*TASK ITEM*. Which lines of the records contain the word "this"? Show each of them.

[Data records]
━━━━━━━━━━━━━━━━━━━━

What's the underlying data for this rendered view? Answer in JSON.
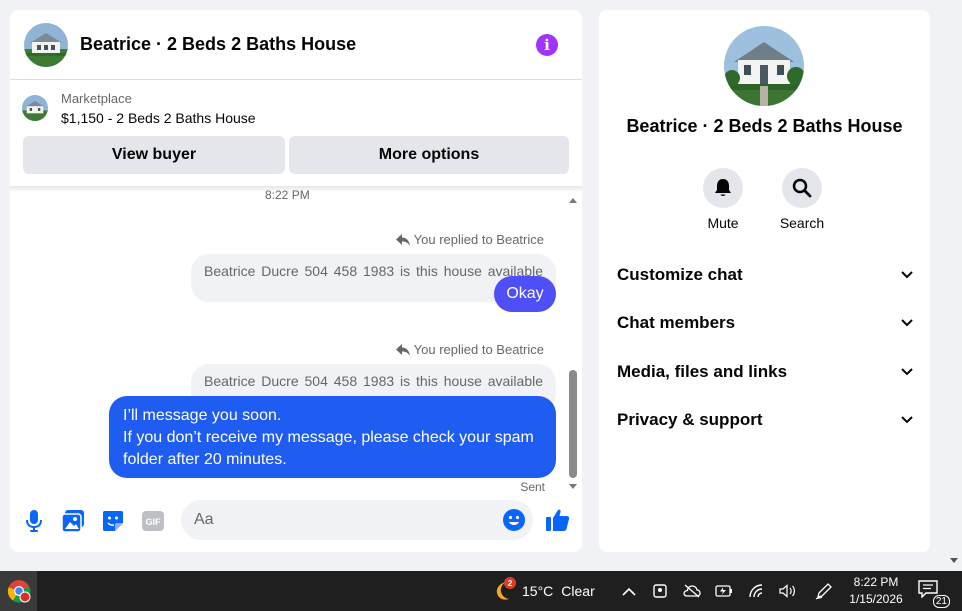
{
  "chat": {
    "title": "Beatrice · 2 Beds 2 Baths House",
    "info_glyph": "i",
    "marketplace_label": "Marketplace",
    "listing": "$1,150 - 2 Beds 2 Baths House",
    "view_buyer": "View buyer",
    "more_options": "More options",
    "timestamp": "8:22 PM",
    "messages": [
      {
        "reply_note": "You replied to Beatrice",
        "quote": "Beatrice  Ducre  504 458 1983 is this house available",
        "text": "Okay"
      },
      {
        "reply_note": "You replied to Beatrice",
        "quote": "Beatrice  Ducre  504 458 1983 is this house available",
        "lines": [
          "I’ll message you soon.",
          "If you don’t receive my message, please check your spam",
          "folder after 20 minutes."
        ]
      }
    ],
    "status": "Sent",
    "composer_placeholder": "Aa",
    "accent": "#0866ff",
    "bubble_colors": [
      "#4e4ff7",
      "#1f5cf2"
    ]
  },
  "side": {
    "title": "Beatrice · 2 Beds 2 Baths House",
    "mute": "Mute",
    "search": "Search",
    "menu": [
      "Customize chat",
      "Chat members",
      "Media, files and links",
      "Privacy & support"
    ]
  },
  "taskbar": {
    "weather_temp": "15°C",
    "weather_cond": "Clear",
    "weather_badge": "2",
    "time": "8:22 PM",
    "date": "1/15/2026",
    "notif_count": "21"
  }
}
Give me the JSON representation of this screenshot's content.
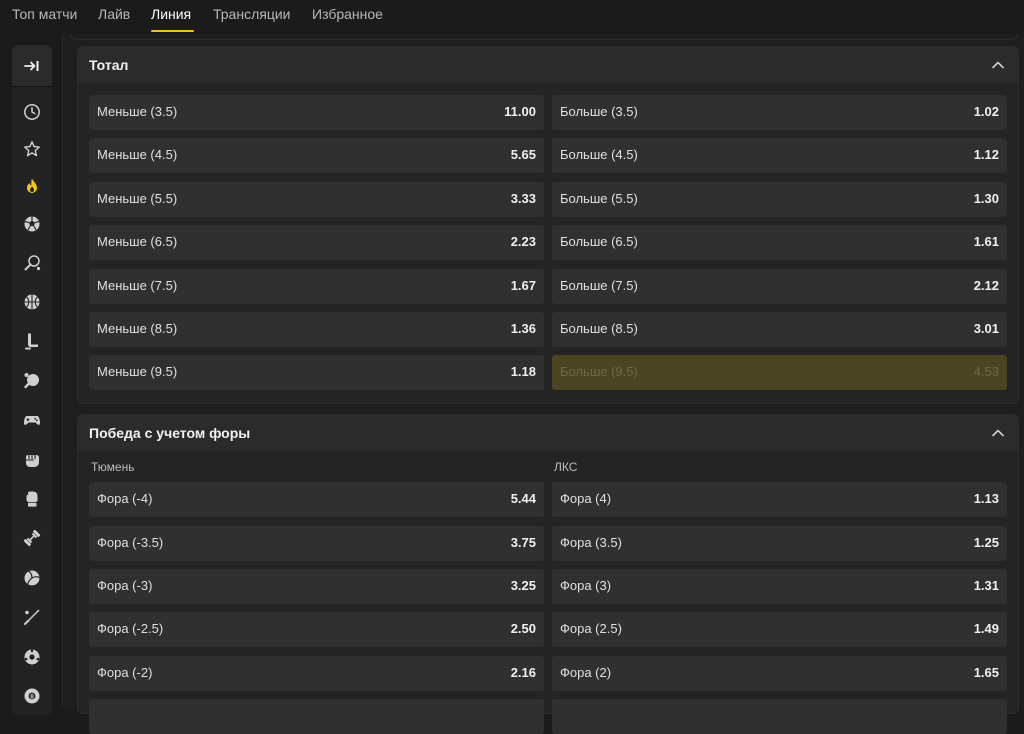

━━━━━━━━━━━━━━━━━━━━

*TASK RESULT*.
What's the underlying data for this rendered view? Answer in JSON.
        "quote": "Beatrice  Ducre  504 458 1983 is this house available",
        "quote": "Beatrice  Ducre  504 458 1983 is this house available",
Give me the JSON representation of this screenshot's content.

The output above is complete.